Aim of the task -> Which lines in the data below contain the word "JSON"? Copy each of them.

(Records from a data collection)
==========

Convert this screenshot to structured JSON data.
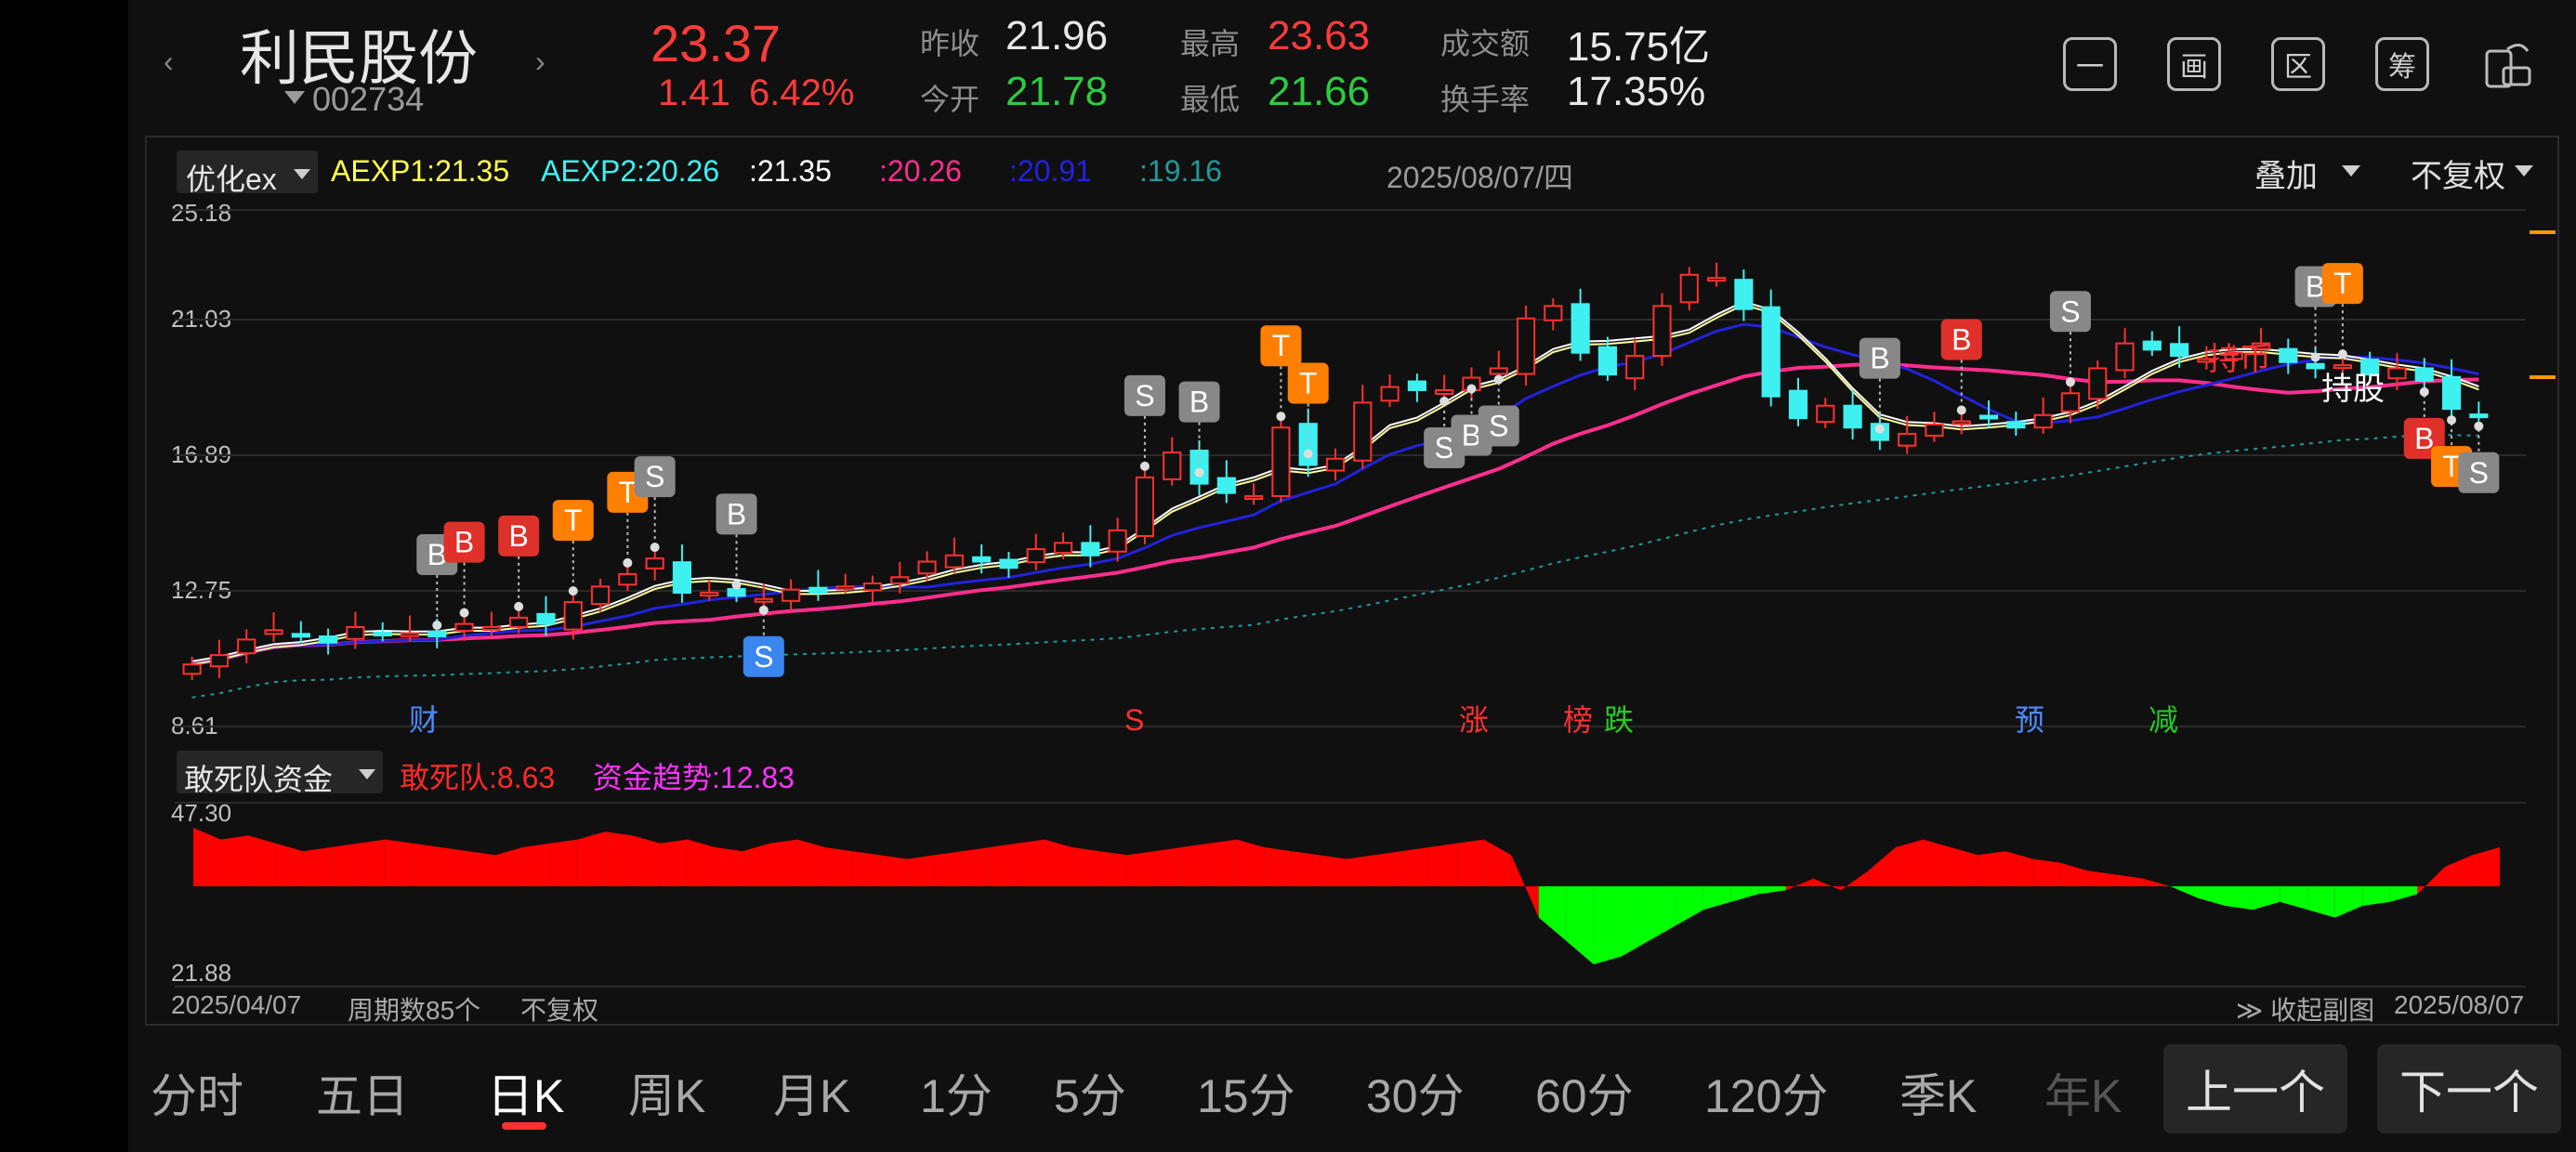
{
  "header": {
    "prev_arrow": "‹",
    "next_arrow": "›",
    "name": "利民股份",
    "code": "002734",
    "price": "23.37",
    "change": "1.41",
    "change_pct": "6.42%",
    "stats": {
      "prev_close_label": "昨收",
      "prev_close": "21.96",
      "open_label": "今开",
      "open": "21.78",
      "high_label": "最高",
      "high": "23.63",
      "low_label": "最低",
      "low": "21.66",
      "volume_label": "成交额",
      "volume": "15.75亿",
      "turnover_label": "换手率",
      "turnover": "17.35%"
    },
    "toolbar": [
      "一",
      "画",
      "区",
      "筹",
      ""
    ]
  },
  "chart": {
    "indicator": "优化ex",
    "legend": [
      {
        "text": "AEXP1:",
        "value": "21.35",
        "color": "#ffff4d"
      },
      {
        "text": "AEXP2:",
        "value": "20.26",
        "color": "#3ff0f0"
      },
      {
        "text": ":",
        "value": "21.35",
        "color": "#ffffff"
      },
      {
        "text": ":",
        "value": "20.26",
        "color": "#ff2e8e"
      },
      {
        "text": ":",
        "value": "20.91",
        "color": "#2222dd"
      },
      {
        "text": ":",
        "value": "19.16",
        "color": "#1f9a9a"
      }
    ],
    "date": "2025/08/07/四",
    "overlay": "叠加",
    "adjust": "不复权",
    "y_labels": [
      "25.18",
      "21.03",
      "16.89",
      "12.75",
      "8.61"
    ],
    "sub_indicator": "敢死队资金",
    "sub_legend": [
      {
        "text": "敢死队:8.63",
        "color": "#ff2a2a"
      },
      {
        "text": "资金趋势:12.83",
        "color": "#ff33ff"
      }
    ],
    "sub_y_labels": [
      "47.30",
      "21.88"
    ],
    "start_date": "2025/04/07",
    "period_count": "周期数85个",
    "adj_footer": "不复权",
    "collapse": "收起副图",
    "end_date": "2025/08/07",
    "annotations": {
      "hold_coin": "持币",
      "hold_stock": "持股"
    },
    "event_tags": [
      {
        "text": "财",
        "color": "#4a8cff"
      },
      {
        "text": "S",
        "color": "#ff3030"
      },
      {
        "text": "涨",
        "color": "#ff3030"
      },
      {
        "text": "榜",
        "color": "#ff3030"
      },
      {
        "text": "跌",
        "color": "#22cc22"
      },
      {
        "text": "预",
        "color": "#4a8cff"
      },
      {
        "text": "减",
        "color": "#22cc22"
      }
    ],
    "signal_letters": [
      "B",
      "S",
      "T"
    ],
    "chart_data": {
      "type": "candlestick",
      "y_range": [
        8.61,
        25.18
      ],
      "candles_count": 85,
      "closes": [
        10.6,
        10.9,
        11.4,
        11.7,
        11.5,
        11.3,
        11.8,
        11.6,
        11.6,
        11.5,
        11.9,
        11.8,
        12.1,
        11.9,
        12.6,
        13.1,
        13.5,
        14.0,
        12.9,
        12.9,
        12.8,
        12.7,
        13.0,
        12.9,
        13.1,
        13.2,
        13.4,
        13.9,
        14.1,
        13.9,
        13.7,
        14.3,
        14.5,
        14.1,
        14.9,
        16.6,
        17.4,
        16.4,
        16.1,
        16.0,
        18.2,
        17.0,
        17.2,
        19.0,
        19.5,
        19.4,
        19.4,
        19.8,
        20.1,
        21.7,
        22.1,
        20.6,
        19.9,
        20.5,
        22.1,
        23.1,
        23.0,
        22.0,
        19.2,
        18.5,
        18.9,
        18.2,
        17.8,
        18.0,
        18.3,
        18.4,
        18.5,
        18.2,
        18.6,
        19.3,
        20.1,
        20.9,
        20.7,
        20.5,
        20.4,
        20.6,
        20.9,
        20.3,
        20.1,
        20.2,
        19.9,
        20.1,
        19.7,
        18.8,
        18.6
      ]
    },
    "sub_chart_data": {
      "type": "area",
      "values": [
        15,
        12,
        13,
        11,
        9,
        10,
        11,
        12,
        11,
        10,
        9,
        8,
        10,
        11,
        12,
        14,
        13,
        11,
        12,
        10,
        9,
        11,
        12,
        10,
        9,
        8,
        7,
        8,
        9,
        10,
        11,
        12,
        10,
        9,
        8,
        9,
        10,
        11,
        12,
        10,
        9,
        8,
        7,
        8,
        9,
        10,
        11,
        12,
        8,
        -8,
        -14,
        -20,
        -18,
        -14,
        -10,
        -6,
        -4,
        -2,
        -1,
        2,
        -1,
        4,
        10,
        12,
        10,
        8,
        9,
        7,
        6,
        4,
        3,
        2,
        0,
        -3,
        -5,
        -6,
        -4,
        -6,
        -8,
        -5,
        -4,
        -2,
        5,
        8,
        10
      ]
    }
  },
  "footer": {
    "tabs": [
      "分时",
      "五日",
      "日K",
      "周K",
      "月K",
      "1分",
      "5分",
      "15分",
      "30分",
      "60分",
      "120分",
      "季K",
      "年K"
    ],
    "active": "日K",
    "prev": "上一个",
    "next": "下一个"
  }
}
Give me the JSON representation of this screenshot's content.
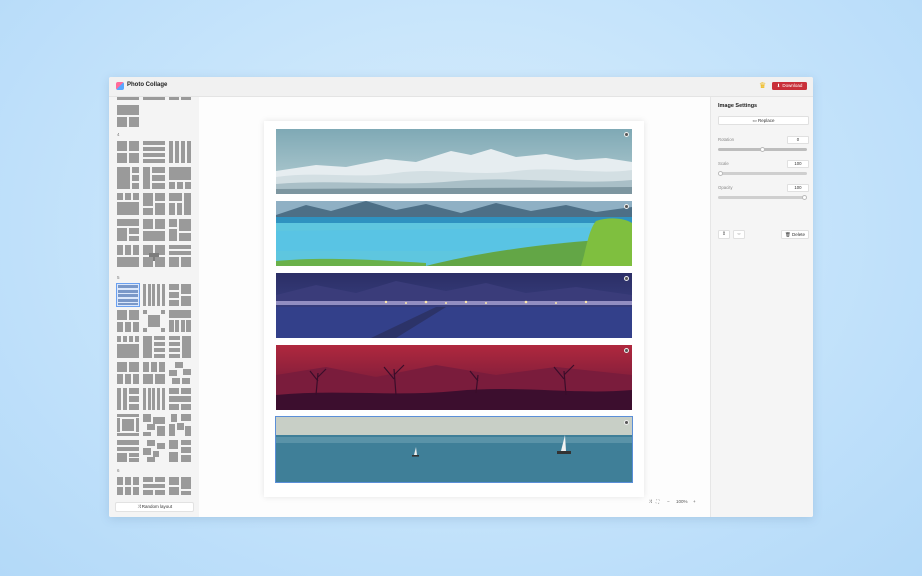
{
  "app": {
    "title": "Photo Collage"
  },
  "header": {
    "download_label": "Download",
    "download_icon": "download-icon",
    "premium_icon": "crown-icon"
  },
  "sidebar": {
    "section_4": "4",
    "section_5": "5",
    "section_6": "6",
    "random_label": "Random layout"
  },
  "canvas": {
    "zoom": "100%",
    "panels": [
      {
        "scene": "snowy mountain range above clouds"
      },
      {
        "scene": "turquoise lake with green hills and mountains"
      },
      {
        "scene": "night lake with city lights"
      },
      {
        "scene": "crimson sunset with bare trees"
      },
      {
        "scene": "calm sea with sailboats"
      }
    ]
  },
  "settings": {
    "title": "Image Settings",
    "replace_label": "Replace",
    "rotation_label": "Rotation",
    "rotation_value": "0",
    "scale_label": "Scale",
    "scale_value": "100",
    "opacity_label": "Opacity",
    "opacity_value": "100",
    "delete_label": "Delete"
  },
  "colors": {
    "accent": "#c9303a",
    "selection": "#5b8fd8"
  }
}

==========

Answer section ->
Convert this screenshot to structured JSON data.
Give me the JSON representation of this screenshot's content.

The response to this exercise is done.